**Available data:**
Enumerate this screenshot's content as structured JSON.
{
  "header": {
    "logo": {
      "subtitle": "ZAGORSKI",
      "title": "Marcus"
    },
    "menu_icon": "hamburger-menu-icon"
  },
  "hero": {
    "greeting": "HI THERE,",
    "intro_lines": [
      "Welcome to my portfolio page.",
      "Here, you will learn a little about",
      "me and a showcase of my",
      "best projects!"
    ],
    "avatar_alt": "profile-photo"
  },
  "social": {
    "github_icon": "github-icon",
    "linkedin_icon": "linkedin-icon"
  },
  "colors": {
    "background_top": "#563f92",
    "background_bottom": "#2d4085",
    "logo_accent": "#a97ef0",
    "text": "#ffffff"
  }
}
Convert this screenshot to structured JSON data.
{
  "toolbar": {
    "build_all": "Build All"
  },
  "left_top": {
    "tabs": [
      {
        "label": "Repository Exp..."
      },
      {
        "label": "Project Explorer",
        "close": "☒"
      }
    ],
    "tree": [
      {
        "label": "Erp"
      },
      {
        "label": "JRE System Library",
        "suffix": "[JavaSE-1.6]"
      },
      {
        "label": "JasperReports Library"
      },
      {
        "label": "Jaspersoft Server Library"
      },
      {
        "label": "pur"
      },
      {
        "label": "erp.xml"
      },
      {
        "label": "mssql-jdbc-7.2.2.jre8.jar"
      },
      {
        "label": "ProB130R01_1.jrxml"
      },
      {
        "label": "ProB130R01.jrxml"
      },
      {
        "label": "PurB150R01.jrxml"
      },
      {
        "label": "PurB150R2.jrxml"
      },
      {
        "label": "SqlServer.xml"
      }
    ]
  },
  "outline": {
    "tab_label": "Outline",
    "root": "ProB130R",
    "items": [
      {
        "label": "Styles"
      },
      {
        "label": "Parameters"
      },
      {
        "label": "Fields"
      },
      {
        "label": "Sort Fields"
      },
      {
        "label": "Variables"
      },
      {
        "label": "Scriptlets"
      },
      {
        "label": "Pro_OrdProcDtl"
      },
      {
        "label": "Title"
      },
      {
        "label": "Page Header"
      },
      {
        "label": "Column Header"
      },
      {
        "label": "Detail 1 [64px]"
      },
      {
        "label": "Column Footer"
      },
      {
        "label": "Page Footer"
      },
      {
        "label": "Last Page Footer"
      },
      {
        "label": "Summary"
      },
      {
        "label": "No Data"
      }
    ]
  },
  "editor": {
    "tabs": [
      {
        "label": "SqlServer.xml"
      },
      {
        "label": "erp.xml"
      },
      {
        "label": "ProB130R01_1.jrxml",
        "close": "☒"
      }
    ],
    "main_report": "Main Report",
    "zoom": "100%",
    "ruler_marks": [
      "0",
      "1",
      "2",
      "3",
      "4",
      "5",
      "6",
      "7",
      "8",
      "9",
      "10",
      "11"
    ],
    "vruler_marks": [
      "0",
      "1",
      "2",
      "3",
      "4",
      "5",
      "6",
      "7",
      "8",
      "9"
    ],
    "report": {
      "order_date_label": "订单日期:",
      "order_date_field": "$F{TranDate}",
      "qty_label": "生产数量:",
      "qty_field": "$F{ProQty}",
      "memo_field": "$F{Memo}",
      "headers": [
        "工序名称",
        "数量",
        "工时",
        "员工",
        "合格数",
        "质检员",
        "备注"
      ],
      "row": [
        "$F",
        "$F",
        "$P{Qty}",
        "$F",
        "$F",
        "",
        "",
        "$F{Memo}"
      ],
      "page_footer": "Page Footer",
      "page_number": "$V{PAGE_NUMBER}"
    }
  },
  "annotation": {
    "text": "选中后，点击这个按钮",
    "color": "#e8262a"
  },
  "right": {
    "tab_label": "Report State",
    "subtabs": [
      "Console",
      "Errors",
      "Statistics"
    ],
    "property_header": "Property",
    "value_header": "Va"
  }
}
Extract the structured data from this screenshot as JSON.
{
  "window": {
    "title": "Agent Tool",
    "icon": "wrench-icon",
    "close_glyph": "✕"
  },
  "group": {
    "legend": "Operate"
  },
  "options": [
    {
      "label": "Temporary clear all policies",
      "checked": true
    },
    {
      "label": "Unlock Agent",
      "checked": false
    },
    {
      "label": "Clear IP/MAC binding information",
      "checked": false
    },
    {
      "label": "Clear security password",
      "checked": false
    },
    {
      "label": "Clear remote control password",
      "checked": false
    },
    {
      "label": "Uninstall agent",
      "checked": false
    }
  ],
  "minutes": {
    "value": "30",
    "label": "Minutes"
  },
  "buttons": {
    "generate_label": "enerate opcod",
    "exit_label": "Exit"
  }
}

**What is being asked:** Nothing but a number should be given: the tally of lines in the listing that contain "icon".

**Response box:** 4